Book review: Interactive Data Visualization for the web by Scott Murray

interactivevisualisation

This post was first published at ScraperWiki.

Next in my book reading, I turn to Interactive Data Visualisation for the web by Scott Murray (@alignedleft on twitter). This book covers the d3 JavaScript library for data visualisation, written by Mike Bostock who was also responsible for the Protovis library.  If you’d like a taster of the book’s content, a number of the examples can also be found on the author’s website.

The book is largely aimed at web designers who are looking to include interactive data visualisations in their work. It includes some introductory material on JavaScript, HTML, and CSS, so has some value for programmers moving into web visualisation. I quite liked the repetition of this relatively basic material, and the conceptual introduction to the d3 library.

I found the book rather slow: on page 197 – approaching the final fifth of the book – we were still making a bar chart.

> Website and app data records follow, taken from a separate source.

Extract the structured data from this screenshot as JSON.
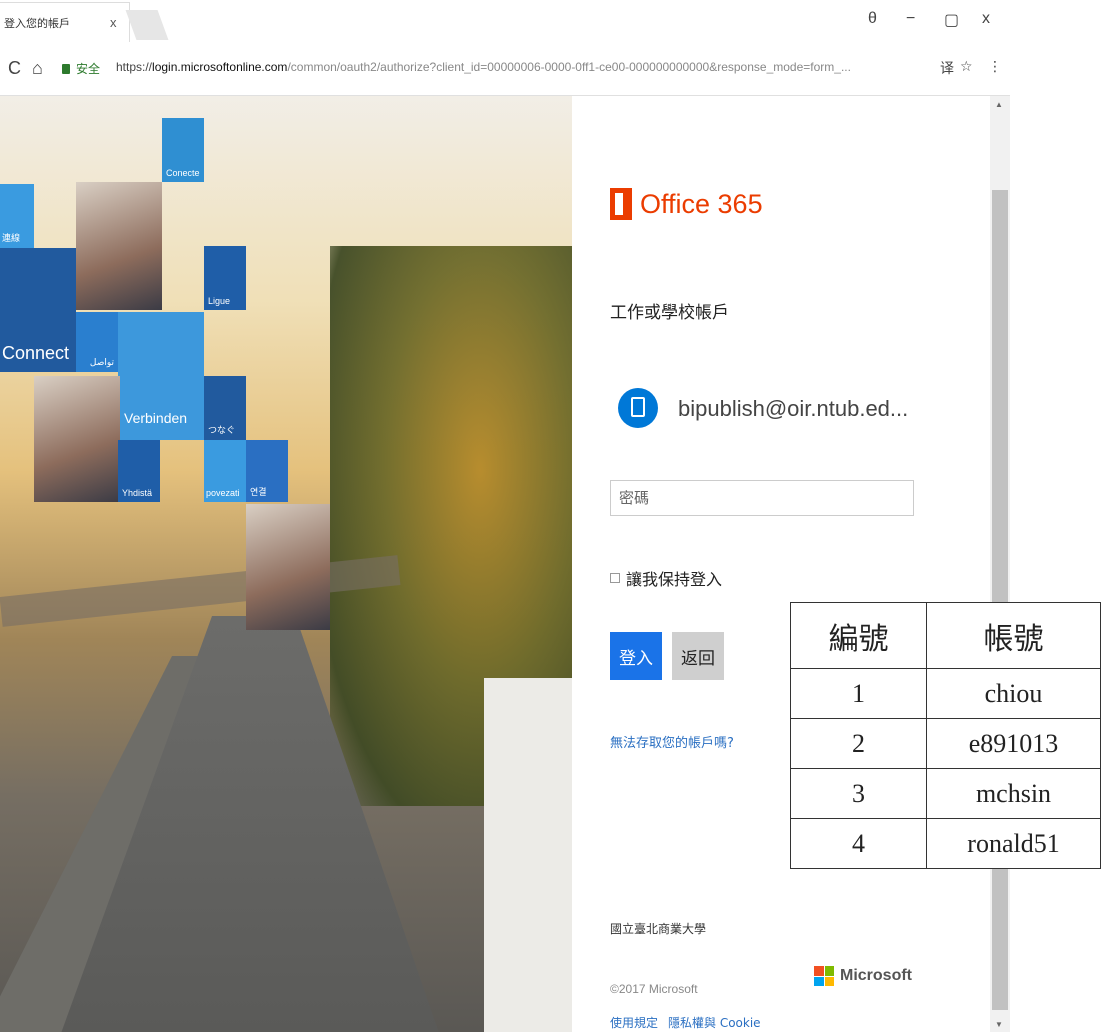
{
  "browser": {
    "tab_title": "登入您的帳戶",
    "tab_close": "x",
    "window_controls": {
      "profile": "θ",
      "minimize": "−",
      "restore": "▢",
      "close": "x"
    },
    "nav": {
      "reload": "C",
      "home": "⌂"
    },
    "secure_label": "安全",
    "url_scheme": "https://",
    "url_host": "login.microsoftonline.com",
    "url_path": "/common/oauth2/authorize?client_id=00000006-0000-0ff1-ce00-000000000000&response_mode=form_...",
    "addr_icons": {
      "translate": "译",
      "bookmark": "☆",
      "menu": "⋮"
    }
  },
  "hero": {
    "tiles": [
      "Conecte",
      "連線",
      "Ligue",
      "Connect",
      "تواصل",
      "Verbinden",
      "つなぐ",
      "Yhdistä",
      "povezati",
      "연결"
    ]
  },
  "signin": {
    "brand": "Office 365",
    "heading": "工作或學校帳戶",
    "account": "bipublish@oir.ntub.ed...",
    "password_placeholder": "密碼",
    "keep_signed_in": "讓我保持登入",
    "signin_button": "登入",
    "back_button": "返回",
    "cant_access": "無法存取您的帳戶嗎?",
    "organization": "國立臺北商業大學",
    "copyright": "©2017 Microsoft",
    "microsoft_label": "Microsoft",
    "footer": {
      "terms": "使用規定",
      "privacy": "隱私權與 Cookie"
    },
    "ms_colors": [
      "#f25022",
      "#7fba00",
      "#00a4ef",
      "#ffb900"
    ]
  },
  "account_table": {
    "headers": [
      "編號",
      "帳號"
    ],
    "rows": [
      [
        "1",
        "chiou"
      ],
      [
        "2",
        "e891013"
      ],
      [
        "3",
        "mchsin"
      ],
      [
        "4",
        "ronald51"
      ]
    ]
  }
}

A smaller effort was expended in that period on scatter graphs. As a data scientist, I expect to have several dozen plot types in that number of pages! This is something of which Scott warns us, though. d3 is a visualisation framework built for explanatory presentation (i.e. you know the story you want to tell) rather than being an exploratory tool (i.e. you want to find out about your data). To be clear: this “slowness” is not a fault of the book, rather a disjunction between the book and my expectations.

From a technical point of view, d3 works by binding data to elements in the DOM for a webpage. It’s possible to do this for any element type, but practically speaking only Scaleable Vector Graphics (SVG) elements make real sense. This restriction means that d3 will only work for more recent browsers. This may be a possible problem for those trapped in some corporate environments. The library contains a lot of helper functions for generating scales, loading up data, selecting and modifying elements, animation and so forth. d3 is low-level library; there is no PlotBarChart function.

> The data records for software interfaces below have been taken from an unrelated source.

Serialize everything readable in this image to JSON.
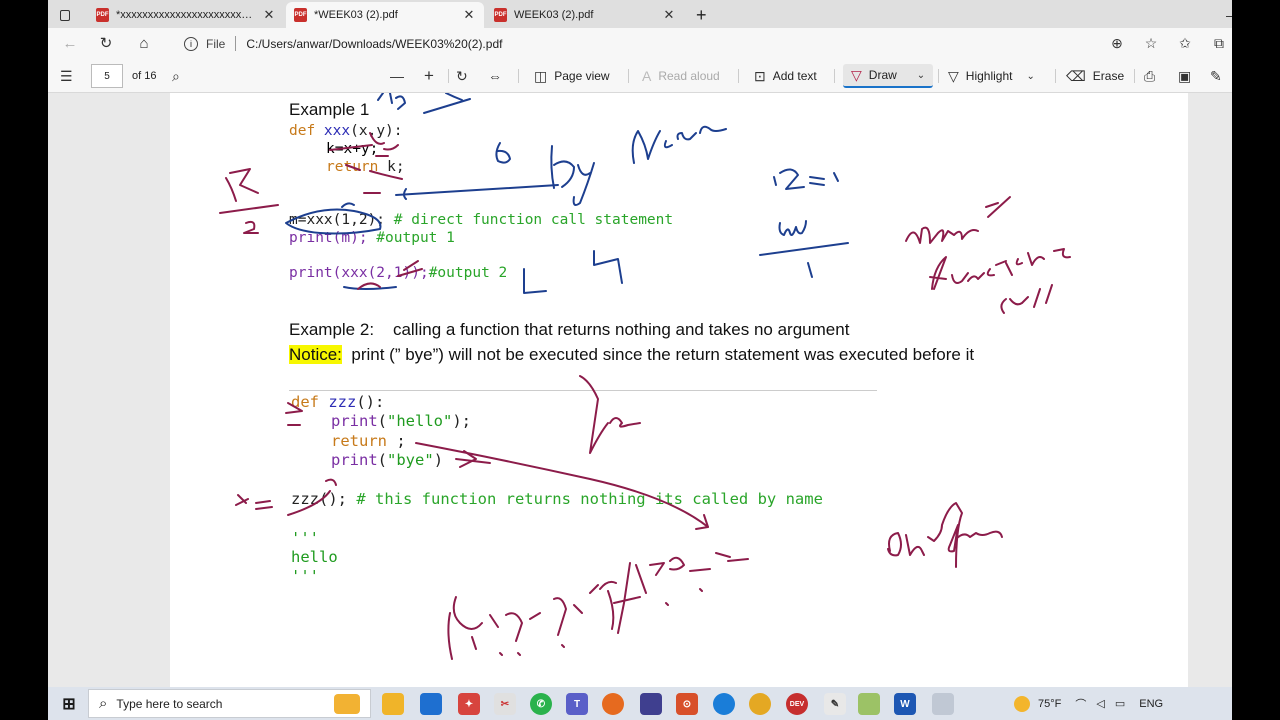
{
  "tabs": [
    {
      "title": "*xxxxxxxxxxxxxxxxxxxxxxxxxxxx.pdf",
      "icon": "pdf-icon",
      "active": false
    },
    {
      "title": "*WEEK03 (2).pdf",
      "icon": "pdf-icon",
      "active": true
    },
    {
      "title": "WEEK03 (2).pdf",
      "icon": "pdf-icon",
      "active": false
    }
  ],
  "address": {
    "file_label": "File",
    "url": "C:/Users/anwar/Downloads/WEEK03%20(2).pdf"
  },
  "toolbar": {
    "page_number": "5",
    "page_total": "of 16",
    "page_view": "Page view",
    "read_aloud": "Read aloud",
    "add_text": "Add text",
    "draw": "Draw",
    "highlight": "Highlight",
    "erase": "Erase"
  },
  "document": {
    "example1_title": "Example 1",
    "ex1_code": {
      "l1_def": "def",
      "l1_name": " xxx",
      "l1_rest": "(x,y):",
      "l2": "k=x+y;",
      "l3_kw": "return",
      "l3_rest": " k;",
      "l4_code": "m=xxx(1,2);",
      "l4_comment": " # direct function call statement",
      "l5_code": "print(m);",
      "l5_comment": " #output 1",
      "l6_code": "print(xxx(2,1));",
      "l6_comment": "#output 2"
    },
    "example2_title": "Example 2:",
    "example2_desc": "calling a function that returns nothing and takes no argument",
    "notice_label": "Notice:",
    "notice_text": "print (” bye”) will not be executed since the return statement was executed before it",
    "ex2_code": {
      "l1_def": "def",
      "l1_name": " zzz",
      "l1_rest": "():",
      "l2_print": "print",
      "l2_rest_a": "(",
      "l2_str": "\"hello\"",
      "l2_rest_b": ");",
      "l3_kw": "return",
      "l3_rest": " ;",
      "l4_print": "print",
      "l4_rest_a": "(",
      "l4_str": "\"bye\"",
      "l4_rest_b": ")",
      "l5_code": "zzz();",
      "l5_comment": " # this function returns nothing its called by name",
      "l6": "'''",
      "l7": "hello",
      "l8": "'''"
    }
  },
  "taskbar": {
    "search_placeholder": "Type here to search",
    "weather": "75°F",
    "language": "ENG"
  }
}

Achieving the static effects demonstrated in this book using other tools such as R, Matlab, or Python would be a relatively straightforward task. The animations, transitions and interactivity would be more difficult to do. More widely, the d3 library supports the creation of hierarchical visualisations which I would struggle to create using other tools.

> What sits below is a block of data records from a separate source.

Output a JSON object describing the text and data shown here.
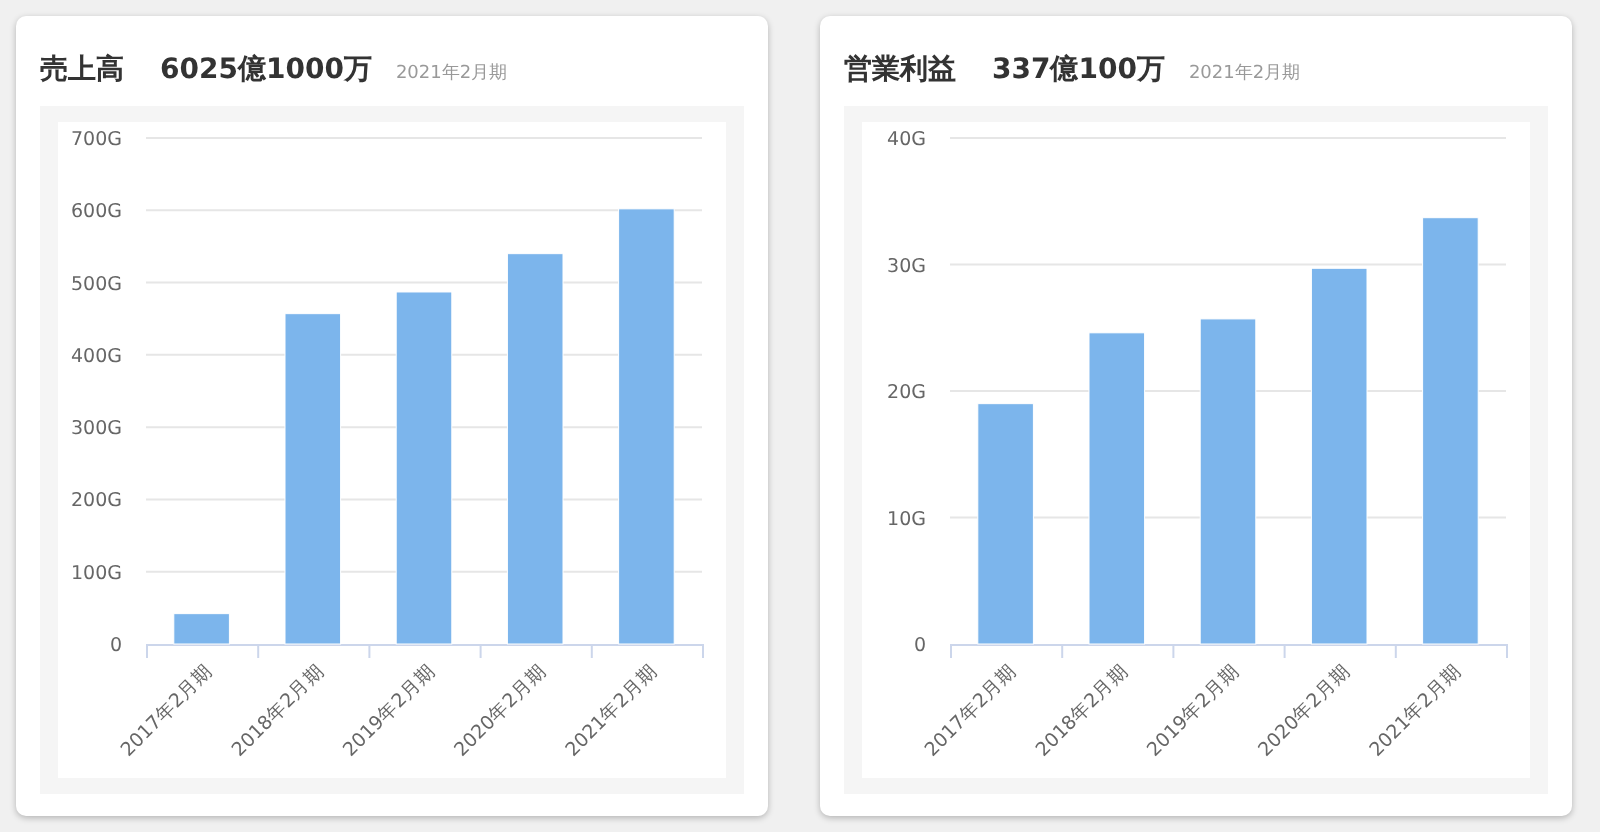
{
  "cards": [
    {
      "title": "売上高",
      "value": "6025億1000万",
      "period": "2021年2月期",
      "chart_data": {
        "type": "bar",
        "categories": [
          "2017年2月期",
          "2018年2月期",
          "2019年2月期",
          "2020年2月期",
          "2021年2月期"
        ],
        "series": [
          {
            "color": "#7cb5ec",
            "values": [
              42,
              457,
              487,
              540,
              602
            ]
          }
        ],
        "grid": true,
        "ylim": [
          0,
          700
        ],
        "yticks": [
          {
            "value": 0,
            "label": "0"
          },
          {
            "value": 100,
            "label": "100G"
          },
          {
            "value": 200,
            "label": "200G"
          },
          {
            "value": 300,
            "label": "300G"
          },
          {
            "value": 400,
            "label": "400G"
          },
          {
            "value": 500,
            "label": "500G"
          },
          {
            "value": 600,
            "label": "600G"
          },
          {
            "value": 700,
            "label": "700G"
          }
        ]
      }
    },
    {
      "title": "営業利益",
      "value": "337億100万",
      "period": "2021年2月期",
      "chart_data": {
        "type": "bar",
        "categories": [
          "2017年2月期",
          "2018年2月期",
          "2019年2月期",
          "2020年2月期",
          "2021年2月期"
        ],
        "series": [
          {
            "color": "#7cb5ec",
            "values": [
              19.0,
              24.6,
              25.7,
              29.7,
              33.7
            ]
          }
        ],
        "grid": true,
        "ylim": [
          0,
          40
        ],
        "yticks": [
          {
            "value": 0,
            "label": "0"
          },
          {
            "value": 10,
            "label": "10G"
          },
          {
            "value": 20,
            "label": "20G"
          },
          {
            "value": 30,
            "label": "30G"
          },
          {
            "value": 40,
            "label": "40G"
          }
        ]
      }
    }
  ]
}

This book is quite a basic introduction, you can get a much better overview of what is possible with d3 by looking at the API documentation and the Gallery. Scott lists quite a few other resources including a wide range for the d3 library itself, systems built on d3, and alternatives for d3 if it were not the library you were looking for.

I can see myself using d3 in the future, perhaps not for building generic tools but for custom visualisations where the data is known and the aim is to best explain that data. Scott quotes Ben Schniederman on this regarding the structure of such visualisations:

overview first, zoom and filter, then details on demand